# EXERCISE:
Look through the lines below; wherever the word "screenshot" appears, copy that line.

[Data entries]

▼▼▼

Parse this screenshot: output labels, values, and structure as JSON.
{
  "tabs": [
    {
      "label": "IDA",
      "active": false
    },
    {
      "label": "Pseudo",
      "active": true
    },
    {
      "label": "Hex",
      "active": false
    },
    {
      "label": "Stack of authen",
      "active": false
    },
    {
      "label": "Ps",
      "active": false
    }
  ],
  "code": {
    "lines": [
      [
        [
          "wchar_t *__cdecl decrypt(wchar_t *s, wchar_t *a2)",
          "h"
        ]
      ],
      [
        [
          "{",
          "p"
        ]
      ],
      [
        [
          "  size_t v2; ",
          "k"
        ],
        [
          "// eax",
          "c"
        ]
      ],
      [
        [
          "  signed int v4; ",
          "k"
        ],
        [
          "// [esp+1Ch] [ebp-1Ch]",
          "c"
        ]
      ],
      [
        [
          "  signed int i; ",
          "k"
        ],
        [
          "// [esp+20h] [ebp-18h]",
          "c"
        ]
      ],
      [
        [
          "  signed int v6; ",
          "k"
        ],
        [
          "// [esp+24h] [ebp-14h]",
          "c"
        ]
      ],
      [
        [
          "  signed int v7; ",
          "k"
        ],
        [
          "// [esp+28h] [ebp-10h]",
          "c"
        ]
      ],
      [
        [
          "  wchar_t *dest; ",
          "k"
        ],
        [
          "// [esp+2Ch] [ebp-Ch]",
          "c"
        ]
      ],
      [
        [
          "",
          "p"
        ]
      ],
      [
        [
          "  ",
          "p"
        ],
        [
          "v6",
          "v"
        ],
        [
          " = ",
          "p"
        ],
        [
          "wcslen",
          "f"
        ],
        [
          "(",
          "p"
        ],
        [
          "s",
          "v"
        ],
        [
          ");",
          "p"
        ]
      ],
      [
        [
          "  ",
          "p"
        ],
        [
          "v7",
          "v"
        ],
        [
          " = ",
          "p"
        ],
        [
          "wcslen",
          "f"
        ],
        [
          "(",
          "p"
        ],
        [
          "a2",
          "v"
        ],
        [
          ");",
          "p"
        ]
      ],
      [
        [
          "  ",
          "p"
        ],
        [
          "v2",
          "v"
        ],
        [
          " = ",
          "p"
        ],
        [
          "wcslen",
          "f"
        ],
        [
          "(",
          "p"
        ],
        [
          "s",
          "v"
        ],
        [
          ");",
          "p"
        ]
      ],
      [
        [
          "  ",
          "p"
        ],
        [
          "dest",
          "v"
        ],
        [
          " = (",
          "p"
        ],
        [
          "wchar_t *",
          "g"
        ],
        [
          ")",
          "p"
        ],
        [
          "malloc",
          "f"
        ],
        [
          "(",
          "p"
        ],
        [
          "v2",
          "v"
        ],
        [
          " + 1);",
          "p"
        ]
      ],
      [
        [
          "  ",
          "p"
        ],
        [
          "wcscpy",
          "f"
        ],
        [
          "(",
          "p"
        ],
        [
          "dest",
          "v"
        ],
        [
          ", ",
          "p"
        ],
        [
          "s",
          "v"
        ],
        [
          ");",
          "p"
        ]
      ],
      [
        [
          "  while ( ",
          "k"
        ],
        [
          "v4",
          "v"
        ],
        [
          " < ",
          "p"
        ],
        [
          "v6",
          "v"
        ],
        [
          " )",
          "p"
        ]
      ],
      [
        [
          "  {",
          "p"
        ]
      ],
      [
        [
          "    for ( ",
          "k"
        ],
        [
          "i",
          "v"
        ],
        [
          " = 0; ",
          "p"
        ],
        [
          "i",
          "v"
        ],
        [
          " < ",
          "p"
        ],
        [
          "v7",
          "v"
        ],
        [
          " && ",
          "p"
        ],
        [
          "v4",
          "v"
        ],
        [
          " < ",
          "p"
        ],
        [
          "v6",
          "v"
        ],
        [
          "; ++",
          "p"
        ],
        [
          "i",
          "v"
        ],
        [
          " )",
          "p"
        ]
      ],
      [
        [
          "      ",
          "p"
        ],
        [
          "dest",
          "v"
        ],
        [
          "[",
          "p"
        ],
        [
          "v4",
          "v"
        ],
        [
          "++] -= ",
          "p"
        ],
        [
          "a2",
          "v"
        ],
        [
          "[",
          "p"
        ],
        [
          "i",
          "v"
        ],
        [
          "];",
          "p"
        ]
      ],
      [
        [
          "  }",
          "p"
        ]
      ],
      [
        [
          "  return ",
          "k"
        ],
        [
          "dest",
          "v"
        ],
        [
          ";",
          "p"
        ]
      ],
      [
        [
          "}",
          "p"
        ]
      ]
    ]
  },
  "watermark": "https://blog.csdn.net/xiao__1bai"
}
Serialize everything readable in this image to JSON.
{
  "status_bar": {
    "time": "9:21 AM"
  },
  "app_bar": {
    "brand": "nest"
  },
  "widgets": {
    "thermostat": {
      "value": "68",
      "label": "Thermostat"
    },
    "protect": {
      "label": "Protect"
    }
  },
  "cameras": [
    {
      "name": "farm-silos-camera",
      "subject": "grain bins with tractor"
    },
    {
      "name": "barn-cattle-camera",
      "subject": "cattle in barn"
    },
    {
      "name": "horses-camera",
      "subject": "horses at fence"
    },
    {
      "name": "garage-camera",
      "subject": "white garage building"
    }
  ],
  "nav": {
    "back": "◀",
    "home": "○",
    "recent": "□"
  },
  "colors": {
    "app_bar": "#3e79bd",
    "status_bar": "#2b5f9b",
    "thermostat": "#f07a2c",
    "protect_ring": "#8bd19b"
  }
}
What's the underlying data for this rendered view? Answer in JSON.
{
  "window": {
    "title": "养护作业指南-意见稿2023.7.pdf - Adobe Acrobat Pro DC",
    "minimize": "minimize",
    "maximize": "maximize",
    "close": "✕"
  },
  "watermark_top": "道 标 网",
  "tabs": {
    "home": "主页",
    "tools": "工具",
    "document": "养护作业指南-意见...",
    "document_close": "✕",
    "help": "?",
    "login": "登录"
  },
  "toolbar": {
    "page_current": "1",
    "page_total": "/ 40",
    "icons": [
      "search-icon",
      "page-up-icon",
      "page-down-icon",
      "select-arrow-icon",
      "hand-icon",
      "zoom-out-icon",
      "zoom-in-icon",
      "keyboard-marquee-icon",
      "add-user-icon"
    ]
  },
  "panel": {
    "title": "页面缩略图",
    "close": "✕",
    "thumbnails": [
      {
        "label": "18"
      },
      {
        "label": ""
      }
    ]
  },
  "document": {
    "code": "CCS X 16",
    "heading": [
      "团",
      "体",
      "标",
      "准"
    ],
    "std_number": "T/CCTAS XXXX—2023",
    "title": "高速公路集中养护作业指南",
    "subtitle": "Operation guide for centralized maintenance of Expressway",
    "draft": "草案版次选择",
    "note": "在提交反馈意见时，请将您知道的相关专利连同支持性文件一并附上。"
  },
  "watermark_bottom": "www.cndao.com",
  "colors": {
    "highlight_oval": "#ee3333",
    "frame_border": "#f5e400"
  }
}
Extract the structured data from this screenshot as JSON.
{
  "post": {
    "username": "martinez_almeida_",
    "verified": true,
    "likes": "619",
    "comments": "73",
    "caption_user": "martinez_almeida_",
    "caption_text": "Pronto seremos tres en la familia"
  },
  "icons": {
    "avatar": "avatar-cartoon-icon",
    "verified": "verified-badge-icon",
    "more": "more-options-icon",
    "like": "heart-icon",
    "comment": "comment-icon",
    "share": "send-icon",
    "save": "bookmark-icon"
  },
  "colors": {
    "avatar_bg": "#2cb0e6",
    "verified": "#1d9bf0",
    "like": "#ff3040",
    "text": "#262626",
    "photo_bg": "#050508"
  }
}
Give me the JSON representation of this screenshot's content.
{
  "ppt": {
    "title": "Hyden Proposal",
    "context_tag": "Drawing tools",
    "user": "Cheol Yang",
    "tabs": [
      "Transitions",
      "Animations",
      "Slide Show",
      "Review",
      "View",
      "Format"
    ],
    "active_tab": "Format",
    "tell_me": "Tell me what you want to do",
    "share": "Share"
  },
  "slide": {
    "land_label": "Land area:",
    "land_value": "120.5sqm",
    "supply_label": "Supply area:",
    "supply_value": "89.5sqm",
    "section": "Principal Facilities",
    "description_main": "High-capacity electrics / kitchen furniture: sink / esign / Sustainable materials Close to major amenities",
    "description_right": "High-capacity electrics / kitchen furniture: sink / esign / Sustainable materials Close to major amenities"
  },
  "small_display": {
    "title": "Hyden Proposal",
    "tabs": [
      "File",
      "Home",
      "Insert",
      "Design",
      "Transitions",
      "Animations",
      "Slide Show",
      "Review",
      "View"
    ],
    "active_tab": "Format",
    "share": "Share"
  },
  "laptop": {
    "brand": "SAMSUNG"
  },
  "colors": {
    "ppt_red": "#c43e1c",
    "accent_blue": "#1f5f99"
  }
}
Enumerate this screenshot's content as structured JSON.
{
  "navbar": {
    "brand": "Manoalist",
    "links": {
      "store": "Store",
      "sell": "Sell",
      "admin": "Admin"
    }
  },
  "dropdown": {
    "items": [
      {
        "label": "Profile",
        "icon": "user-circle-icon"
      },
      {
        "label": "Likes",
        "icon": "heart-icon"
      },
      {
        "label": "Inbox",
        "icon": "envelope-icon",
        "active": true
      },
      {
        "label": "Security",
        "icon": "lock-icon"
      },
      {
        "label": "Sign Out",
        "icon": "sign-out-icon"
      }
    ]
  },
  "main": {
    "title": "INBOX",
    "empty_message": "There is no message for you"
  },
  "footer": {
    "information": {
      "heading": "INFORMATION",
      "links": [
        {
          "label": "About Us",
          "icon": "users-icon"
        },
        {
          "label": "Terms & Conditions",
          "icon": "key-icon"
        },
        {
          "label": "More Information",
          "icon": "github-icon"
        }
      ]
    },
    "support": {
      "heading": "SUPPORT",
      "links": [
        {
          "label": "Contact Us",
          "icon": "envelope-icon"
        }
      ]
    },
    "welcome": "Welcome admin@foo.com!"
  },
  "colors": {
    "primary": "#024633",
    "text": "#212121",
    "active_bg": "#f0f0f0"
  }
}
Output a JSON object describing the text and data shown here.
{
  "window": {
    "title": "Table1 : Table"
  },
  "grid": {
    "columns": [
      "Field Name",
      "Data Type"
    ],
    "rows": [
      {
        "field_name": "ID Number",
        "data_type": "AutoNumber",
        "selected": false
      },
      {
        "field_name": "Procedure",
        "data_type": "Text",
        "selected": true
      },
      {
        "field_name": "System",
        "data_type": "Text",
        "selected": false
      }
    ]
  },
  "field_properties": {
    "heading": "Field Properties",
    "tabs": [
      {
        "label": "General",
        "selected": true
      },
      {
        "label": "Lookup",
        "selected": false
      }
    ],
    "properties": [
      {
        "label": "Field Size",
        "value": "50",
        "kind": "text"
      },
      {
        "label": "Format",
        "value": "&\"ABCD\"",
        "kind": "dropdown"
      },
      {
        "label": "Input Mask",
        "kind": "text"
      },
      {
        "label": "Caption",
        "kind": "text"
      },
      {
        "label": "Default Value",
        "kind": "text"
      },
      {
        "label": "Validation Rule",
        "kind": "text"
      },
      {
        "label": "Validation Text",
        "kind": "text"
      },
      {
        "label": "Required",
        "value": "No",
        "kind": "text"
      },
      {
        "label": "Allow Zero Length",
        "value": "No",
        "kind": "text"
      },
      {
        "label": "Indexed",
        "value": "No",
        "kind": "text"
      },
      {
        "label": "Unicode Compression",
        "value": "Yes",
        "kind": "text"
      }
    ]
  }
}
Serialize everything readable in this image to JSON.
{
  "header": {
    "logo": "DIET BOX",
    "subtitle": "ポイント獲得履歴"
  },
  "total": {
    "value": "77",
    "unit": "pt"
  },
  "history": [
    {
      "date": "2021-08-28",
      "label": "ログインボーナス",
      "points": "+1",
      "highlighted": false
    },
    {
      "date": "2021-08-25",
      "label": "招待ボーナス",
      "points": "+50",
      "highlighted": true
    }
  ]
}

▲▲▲

# RESPONSE:
Parse this screenshot: output labels, values, and structure as JSON.
Extract the structured data from this screenshot as JSON.
Give me the JSON representation of this screenshot's content.
Enumerate this screenshot's content as structured JSON.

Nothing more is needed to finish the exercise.